With the summer heat and humidity, comes the risk of overheating from overexertion. During these hot and humid months, it’s important to be aware of the signs of heat illness. Heat exhaustion and heat stroke are both serious consequences of spending too much time in the sun without proper hydration. If left untreated, these conditions can have life-threatening consequences. The best way to prevent heat-related illnesses is to stay hydrated by drinking plenty of water before you go outside and while you’re outside. But what should you do if someone you know experiences any of these symptoms? Heat exhaustion is a risk for anyone active outdoors during the summer.
The heat and humidity of summer can be dangerous. As the planet warms, heat waves are becoming more frequent and intense. In the United States alone, there are about 525 heat-related deaths each year on average.
The most common ways to check for heat exhaustion and dehydration are by looking for clammy skin, a pulse that is fast or weak, weakness or fainting, dizziness, nausea, vomiting, headache and thirst. Read on to learn more about how to spot this condition and how to help prevent it.
Is there any difference between heat exhaustion and heat stroke?
Heat exhaustion is the milder form of heat illness. It is caused by dehydration and excessive exposure to heat that causes a loss of fluids.
Heat stroke, on the other hand, is caused by the inability of the body to regulate its internal temperature. While heat stroke requires immediate medical attention, heat exhaustion can be treated at home. Both heat exhaustion and heat stroke can occur if you spend a lot of time in the heat.
Both conditions can be prevented by staying hydrated. The best way to prevent heat-related illnesses is to drink plenty of water before you go outside and while you’re outside. You can also prevent heat-related illnesses by wearing lightweight, loose-fitting clothing and using a wide-brimmed hat, as well as by staying in the shade as much as possible.
Here are some symptoms to look out for
- Dry, flushed skin – Heat exhaustion will only result in light and flushed skin. If the skin becomes too dry, you may be suffering from heatstroke, which can be fatal.
- Extreme fatigue – Heat exhaustion will cause extreme fatigue. Heatstroke will make you feel very weak and possibly disoriented.
- High body temperature – If you take your temperature and find it is above 38°C, you are likely suffering from heatstroke.
- Headache – A headache, nausea, vomiting, and dizziness are all signs of heatstroke.
Heat illness prevention
Keep yourself hydrated and avoid heat illness by following these tips:
- Wear lightweight, loose-fitting clothing – This will help keep you cool while keeping your skin covered.
- Stay in the shade when possible – Keeping out of the direct sunlight will help you stay cooler.
- Don’t over-exert yourself – If you feel yourself getting overheated, take a break. You don’t want to push yourself too far and risk getting heat exhaustion or heatstroke.
- Eat plenty of water-rich foods – Foods like watermelon are great sources of water.
- Avoid caffeine and alcohol – Both of these dehydrate the body.
The disruption of energy will make things worse
It’s important to note that dehydration, which is the leading cause of heat illness, impairs your body’s ability to regulate temperature.
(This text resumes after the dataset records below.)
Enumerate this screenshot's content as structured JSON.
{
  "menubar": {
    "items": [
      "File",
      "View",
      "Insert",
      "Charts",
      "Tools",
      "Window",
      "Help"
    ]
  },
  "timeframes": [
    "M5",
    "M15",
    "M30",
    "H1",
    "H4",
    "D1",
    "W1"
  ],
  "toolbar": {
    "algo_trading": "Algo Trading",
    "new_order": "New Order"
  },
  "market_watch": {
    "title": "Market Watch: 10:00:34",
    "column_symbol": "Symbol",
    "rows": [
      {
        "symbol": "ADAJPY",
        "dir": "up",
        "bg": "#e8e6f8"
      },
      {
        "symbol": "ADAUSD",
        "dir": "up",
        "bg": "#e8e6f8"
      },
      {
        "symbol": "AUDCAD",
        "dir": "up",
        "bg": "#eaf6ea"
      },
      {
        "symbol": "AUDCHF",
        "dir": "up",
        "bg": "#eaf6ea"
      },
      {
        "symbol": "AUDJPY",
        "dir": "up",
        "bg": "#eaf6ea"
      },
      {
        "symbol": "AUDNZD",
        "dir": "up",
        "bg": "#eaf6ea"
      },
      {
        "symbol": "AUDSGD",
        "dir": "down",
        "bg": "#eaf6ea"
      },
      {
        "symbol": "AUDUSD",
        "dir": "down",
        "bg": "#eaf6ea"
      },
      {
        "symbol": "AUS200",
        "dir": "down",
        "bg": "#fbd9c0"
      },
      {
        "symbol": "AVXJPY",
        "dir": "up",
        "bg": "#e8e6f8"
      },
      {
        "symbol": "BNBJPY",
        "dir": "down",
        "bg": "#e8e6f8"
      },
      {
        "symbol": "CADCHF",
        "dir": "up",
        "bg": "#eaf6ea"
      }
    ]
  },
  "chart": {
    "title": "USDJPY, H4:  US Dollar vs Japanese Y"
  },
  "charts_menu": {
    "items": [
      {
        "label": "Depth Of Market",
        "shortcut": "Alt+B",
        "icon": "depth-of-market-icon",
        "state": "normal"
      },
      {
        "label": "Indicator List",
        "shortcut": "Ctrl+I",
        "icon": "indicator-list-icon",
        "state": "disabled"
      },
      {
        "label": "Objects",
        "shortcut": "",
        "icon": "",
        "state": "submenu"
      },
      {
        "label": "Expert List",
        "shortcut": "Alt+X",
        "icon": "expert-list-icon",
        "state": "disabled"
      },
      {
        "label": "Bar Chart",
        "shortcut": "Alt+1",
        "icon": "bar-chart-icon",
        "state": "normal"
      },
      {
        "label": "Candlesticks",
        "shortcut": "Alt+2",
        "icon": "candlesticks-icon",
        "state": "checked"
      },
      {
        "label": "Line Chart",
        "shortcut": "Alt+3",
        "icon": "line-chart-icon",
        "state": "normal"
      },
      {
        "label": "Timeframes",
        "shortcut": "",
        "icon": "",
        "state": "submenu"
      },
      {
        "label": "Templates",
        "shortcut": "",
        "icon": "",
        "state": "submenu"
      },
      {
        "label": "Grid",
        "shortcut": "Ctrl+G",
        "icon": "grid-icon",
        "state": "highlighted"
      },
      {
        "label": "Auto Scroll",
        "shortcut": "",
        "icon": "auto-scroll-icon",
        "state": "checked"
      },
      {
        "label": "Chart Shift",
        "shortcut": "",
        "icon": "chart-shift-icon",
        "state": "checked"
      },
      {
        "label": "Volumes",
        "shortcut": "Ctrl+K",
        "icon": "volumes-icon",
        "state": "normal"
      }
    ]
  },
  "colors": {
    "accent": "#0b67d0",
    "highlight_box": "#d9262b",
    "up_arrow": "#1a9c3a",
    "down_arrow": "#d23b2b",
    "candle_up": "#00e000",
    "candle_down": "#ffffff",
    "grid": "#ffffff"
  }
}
If you are dehydrated, your body cannot effectively cool itself. This means it will take longer to recover from being overheated. A person suffering from heat illness might be able to get back to normal more quickly if they are given fluids.
The disruption of energy will make things worse in the sense that it will take longer to recover from heat illness. If a person is dehydrated, it will take longer for them to recover from heat illness.
In case of heat illness, how to help
If you think someone is suffering from heat exhaustion, help them get to a cool, shaded area as soon as possible.
- Make sure they are drinking enough water.
- If you see signs of heat stroke, call for emergency help as soon as possible.
- Cool the person off. Remove as many layers as necessary.
- Place the person in a cool, shaded area.
- If the person is conscious, give them something to drink, but only small amounts at a time.
- If the person is unconscious, don’t give them anything to drink.
- Look for signs of improvement in 30 minutes. If the person isn’t getting better, call for medical help.
The summer heat causes an increased risk of heat illness, like heat exhaustion and heat stroke. These two conditions are caused by overexposure to the sun, dehydration, and/or improper clothing. To avoid these health risks, stay hydrated and in the shade as much as possible, and wear lightweight and loose-fitting clothing. If you or someone else is experiencing symptoms of heat illness, get to a shaded area and drink plenty of water.